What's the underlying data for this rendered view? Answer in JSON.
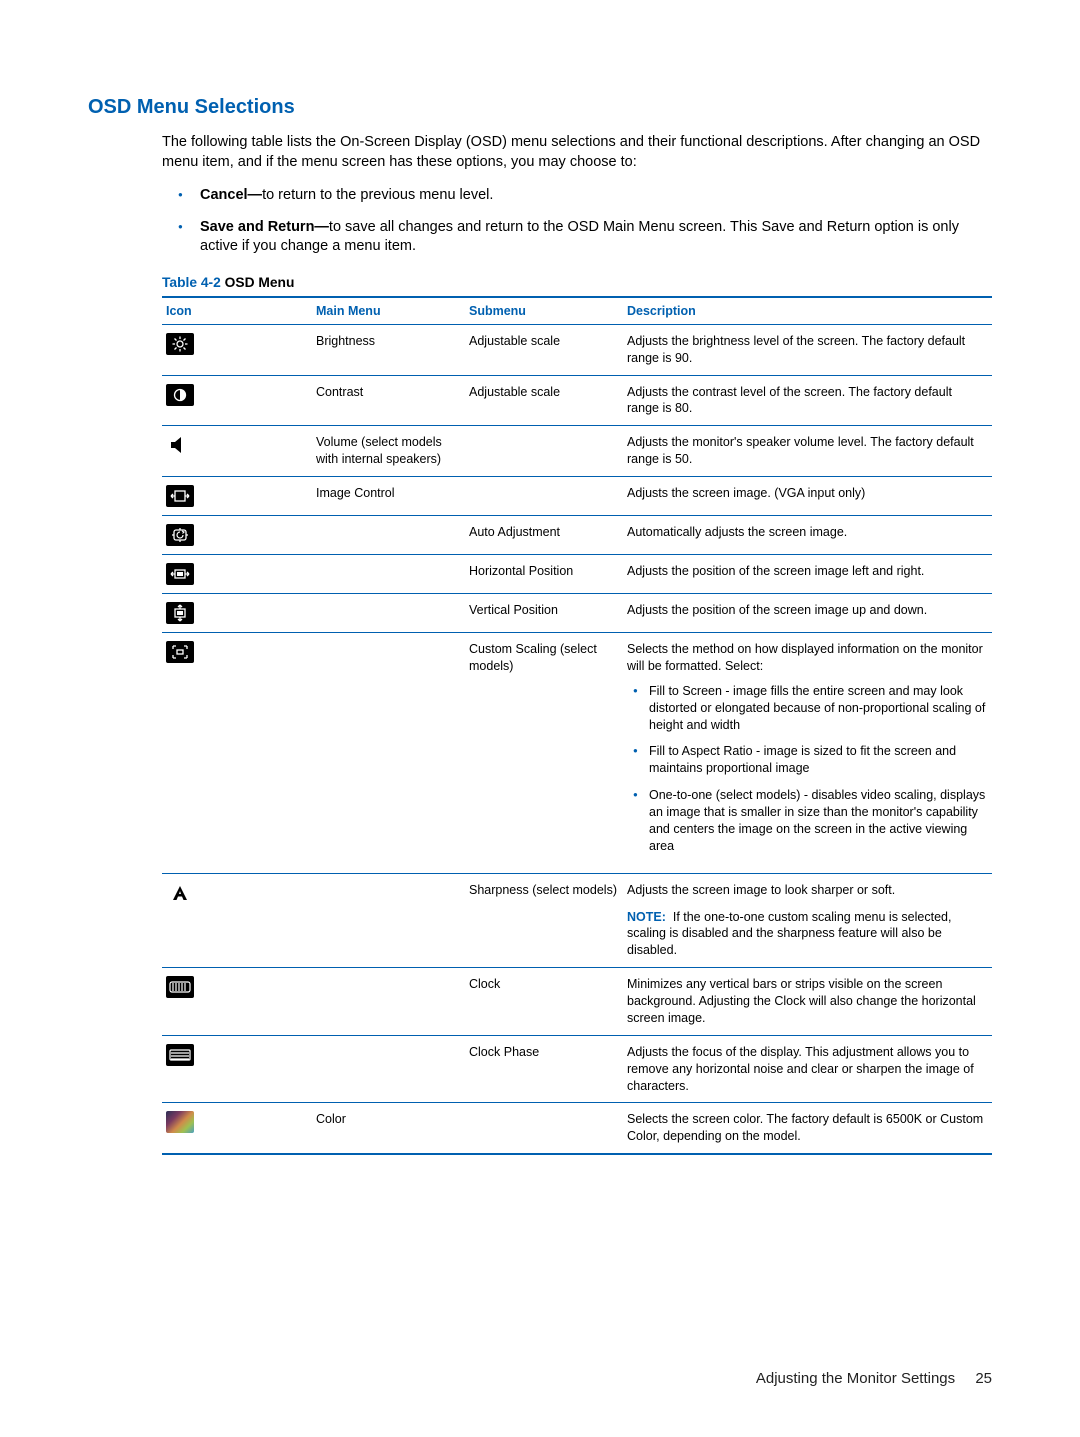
{
  "heading": "OSD Menu Selections",
  "intro": "The following table lists the On-Screen Display (OSD) menu selections and their functional descriptions. After changing an OSD menu item, and if the menu screen has these options, you may choose to:",
  "bullets": [
    {
      "b": "Cancel—",
      "t": "to return to the previous menu level."
    },
    {
      "b": "Save and Return—",
      "t": "to save all changes and return to the OSD Main Menu screen. This Save and Return option is only active if you change a menu item."
    }
  ],
  "table": {
    "caption_num": "Table 4-2",
    "caption_title": "  OSD Menu",
    "headers": {
      "icon": "Icon",
      "main": "Main Menu",
      "sub": "Submenu",
      "desc": "Description"
    },
    "rows": [
      {
        "icon": "brightness",
        "main": "Brightness",
        "sub": "Adjustable scale",
        "desc": "Adjusts the brightness level of the screen. The factory default range is 90."
      },
      {
        "icon": "contrast",
        "main": "Contrast",
        "sub": "Adjustable scale",
        "desc": "Adjusts the contrast level of the screen. The factory default range is 80."
      },
      {
        "icon": "volume",
        "main": "Volume (select models with internal speakers)",
        "sub": "",
        "desc": "Adjusts the monitor's speaker volume level. The factory default range is 50."
      },
      {
        "icon": "image-control",
        "main": "Image Control",
        "sub": "",
        "desc": "Adjusts the screen image. (VGA input only)"
      },
      {
        "icon": "auto-adjust",
        "main": "",
        "sub": "Auto Adjustment",
        "desc": "Automatically adjusts the screen image."
      },
      {
        "icon": "h-position",
        "main": "",
        "sub": "Horizontal Position",
        "desc": "Adjusts the position of the screen image left and right."
      },
      {
        "icon": "v-position",
        "main": "",
        "sub": "Vertical Position",
        "desc": "Adjusts the position of the screen image up and down."
      },
      {
        "icon": "custom-scaling",
        "main": "",
        "sub": "Custom Scaling (select models)",
        "desc": "Selects the method on how displayed information on the monitor will be formatted. Select:",
        "subitems": [
          "Fill to Screen - image fills the entire screen and may look distorted or elongated because of non-proportional scaling of height and width",
          "Fill to Aspect Ratio - image is sized to fit the screen and maintains proportional image",
          "One-to-one (select models) - disables video scaling, displays an image that is smaller in size than the monitor's capability and centers the image on the screen in the active viewing area"
        ]
      },
      {
        "icon": "sharpness",
        "main": "",
        "sub": "Sharpness (select models)",
        "desc": "Adjusts the screen image to look sharper or soft.",
        "note": "If the one-to-one custom scaling menu is selected, scaling is disabled and the sharpness feature will also be disabled."
      },
      {
        "icon": "clock",
        "main": "",
        "sub": "Clock",
        "desc": "Minimizes any vertical bars or strips visible on the screen background. Adjusting the Clock will also change the horizontal screen image."
      },
      {
        "icon": "clock-phase",
        "main": "",
        "sub": "Clock Phase",
        "desc": "Adjusts the focus of the display. This adjustment allows you to remove any horizontal noise and clear or sharpen the image of characters."
      },
      {
        "icon": "color",
        "main": "Color",
        "sub": "",
        "desc": "Selects the screen color. The factory default is 6500K or Custom Color, depending on the model."
      }
    ]
  },
  "footer": {
    "section": "Adjusting the Monitor Settings",
    "page": "25"
  }
}
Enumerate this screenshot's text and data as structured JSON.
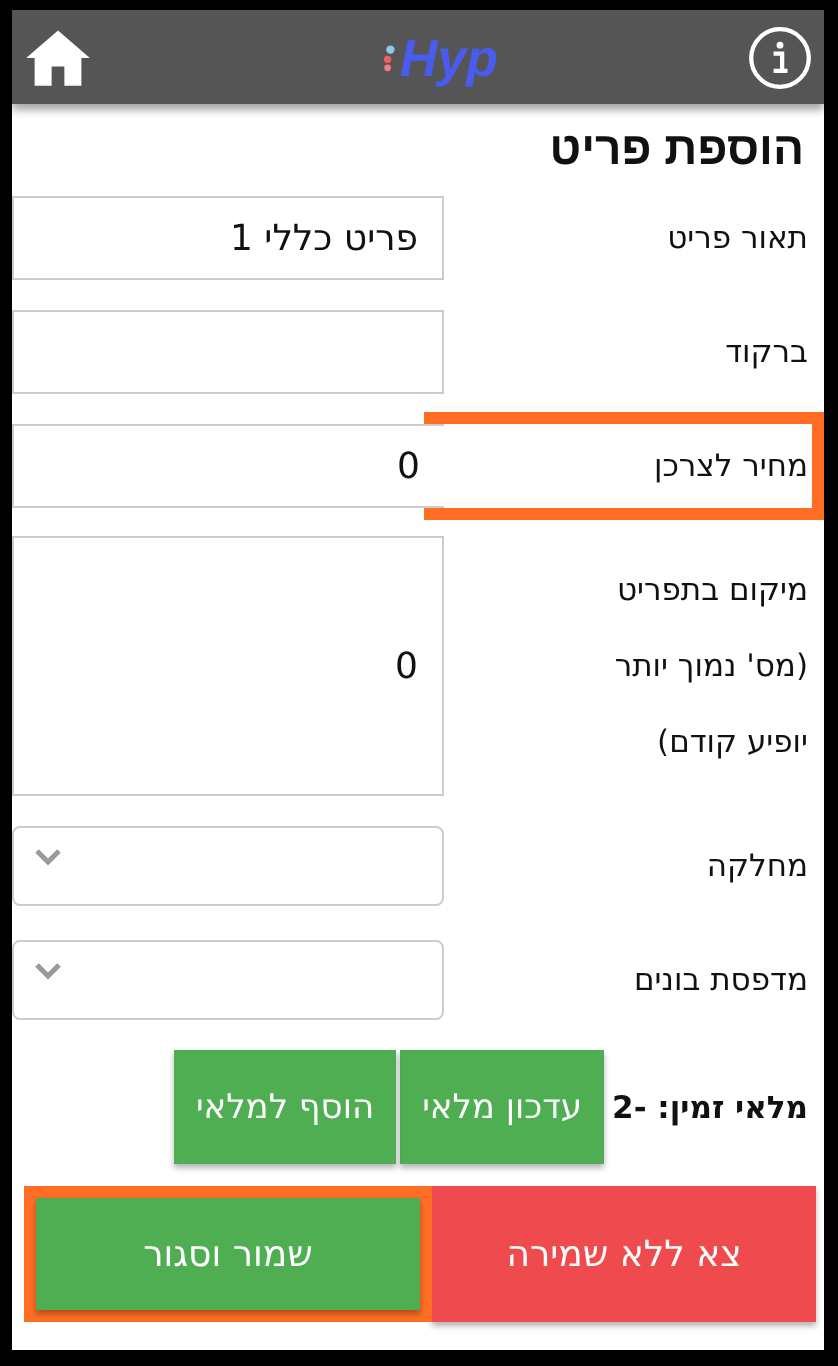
{
  "header": {
    "logo": "Hyp"
  },
  "title": "הוספת פריט",
  "fields": [
    {
      "kind": "text",
      "label": "תאור פריט",
      "value": "פריט כללי 1",
      "highlighted": false
    },
    {
      "kind": "text",
      "label": "ברקוד",
      "highlighted": false
    },
    {
      "kind": "text",
      "label": "מחיר לצרכן",
      "value": "0",
      "highlighted": true
    },
    {
      "kind": "tall",
      "label": "מיקום בתפריט (מס' נמוך יותר יופיע קודם)",
      "value": "0",
      "highlighted": false
    },
    {
      "kind": "select",
      "label": "מחלקה",
      "highlighted": false
    },
    {
      "kind": "select",
      "label": "מדפסת בונים",
      "highlighted": false
    }
  ],
  "stock": {
    "label": "מלאי זמין: -2",
    "buttons": [
      "עדכון מלאי",
      "הוסף למלאי"
    ]
  },
  "footer": [
    {
      "kind": "exit",
      "label": "צא ללא שמירה",
      "highlighted": false
    },
    {
      "kind": "save",
      "label": "שמור וסגור",
      "highlighted": true
    }
  ]
}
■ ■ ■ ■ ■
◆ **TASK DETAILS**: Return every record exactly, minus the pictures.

◆ **ANSWER BOX**:
What's the underlying data for this rendered view? Answer in JSON.
{
  "heading": "OSD Menu Selections",
  "intro": "The following table lists the On-Screen Display (OSD) menu selections and their functional descriptions. After changing an OSD menu item, and if the menu screen has these options, you may choose to:",
  "bullets": [
    {
      "b": "Cancel—",
      "t": "to return to the previous menu level."
    },
    {
      "b": "Save and Return—",
      "t": "to save all changes and return to the OSD Main Menu screen. This Save and Return option is only active if you change a menu item."
    }
  ],
  "table": {
    "caption_num": "Table 4-2",
    "caption_title": "  OSD Menu",
    "headers": {
      "icon": "Icon",
      "main": "Main Menu",
      "sub": "Submenu",
      "desc": "Description"
    },
    "rows": [
      {
        "icon": "brightness",
        "main": "Brightness",
        "sub": "Adjustable scale",
        "desc": "Adjusts the brightness level of the screen. The factory default range is 90."
      },
      {
        "icon": "contrast",
        "main": "Contrast",
        "sub": "Adjustable scale",
        "desc": "Adjusts the contrast level of the screen. The factory default range is 80."
      },
      {
        "icon": "volume",
        "main": "Volume (select models with internal speakers)",
        "sub": "",
        "desc": "Adjusts the monitor's speaker volume level. The factory default range is 50."
      },
      {
        "icon": "image-control",
        "main": "Image Control",
        "sub": "",
        "desc": "Adjusts the screen image. (VGA input only)"
      },
      {
        "icon": "auto-adjust",
        "main": "",
        "sub": "Auto Adjustment",
        "desc": "Automatically adjusts the screen image."
      },
      {
        "icon": "h-position",
        "main": "",
        "sub": "Horizontal Position",
        "desc": "Adjusts the position of the screen image left and right."
      },
      {
        "icon": "v-position",
        "main": "",
        "sub": "Vertical Position",
        "desc": "Adjusts the position of the screen image up and down."
      },
      {
        "icon": "custom-scaling",
        "main": "",
        "sub": "Custom Scaling (select models)",
        "desc": "Selects the method on how displayed information on the monitor will be formatted. Select:",
        "subitems": [
          "Fill to Screen - image fills the entire screen and may look distorted or elongated because of non-proportional scaling of height and width",
          "Fill to Aspect Ratio - image is sized to fit the screen and maintains proportional image",
          "One-to-one (select models) - disables video scaling, displays an image that is smaller in size than the monitor's capability and centers the image on the screen in the active viewing area"
        ]
      },
      {
        "icon": "sharpness",
        "main": "",
        "sub": "Sharpness (select models)",
        "desc": "Adjusts the screen image to look sharper or soft.",
        "note": "If the one-to-one custom scaling menu is selected, scaling is disabled and the sharpness feature will also be disabled."
      },
      {
        "icon": "clock",
        "main": "",
        "sub": "Clock",
        "desc": "Minimizes any vertical bars or strips visible on the screen background. Adjusting the Clock will also change the horizontal screen image."
      },
      {
        "icon": "clock-phase",
        "main": "",
        "sub": "Clock Phase",
        "desc": "Adjusts the focus of the display. This adjustment allows you to remove any horizontal noise and clear or sharpen the image of characters."
      },
      {
        "icon": "color",
        "main": "Color",
        "sub": "",
        "desc": "Selects the screen color. The factory default is 6500K or Custom Color, depending on the model."
      }
    ]
  },
  "footer": {
    "section": "Adjusting the Monitor Settings",
    "page": "25"
  }
}
Enumerate this screenshot's text and data as structured JSON.
{
  "header": {
    "logo": "Hyp"
  },
  "title": "הוספת פריט",
  "fields": [
    {
      "kind": "text",
      "label": "תאור פריט",
      "value": "פריט כללי 1",
      "highlighted": false
    },
    {
      "kind": "text",
      "label": "ברקוד",
      "highlighted": false
    },
    {
      "kind": "text",
      "label": "מחיר לצרכן",
      "value": "0",
      "highlighted": true
    },
    {
      "kind": "tall",
      "label": "מיקום בתפריט (מס' נמוך יותר יופיע קודם)",
      "value": "0",
      "highlighted": false
    },
    {
      "kind": "select",
      "label": "מחלקה",
      "highlighted": false
    },
    {
      "kind": "select",
      "label": "מדפסת בונים",
      "highlighted": false
    }
  ],
  "stock": {
    "label": "מלאי זמין: -2",
    "buttons": [
      "עדכון מלאי",
      "הוסף למלאי"
    ]
  },
  "footer": [
    {
      "kind": "exit",
      "label": "צא ללא שמירה",
      "highlighted": false
    },
    {
      "kind": "save",
      "label": "שמור וסגור",
      "highlighted": true
    }
  ]
}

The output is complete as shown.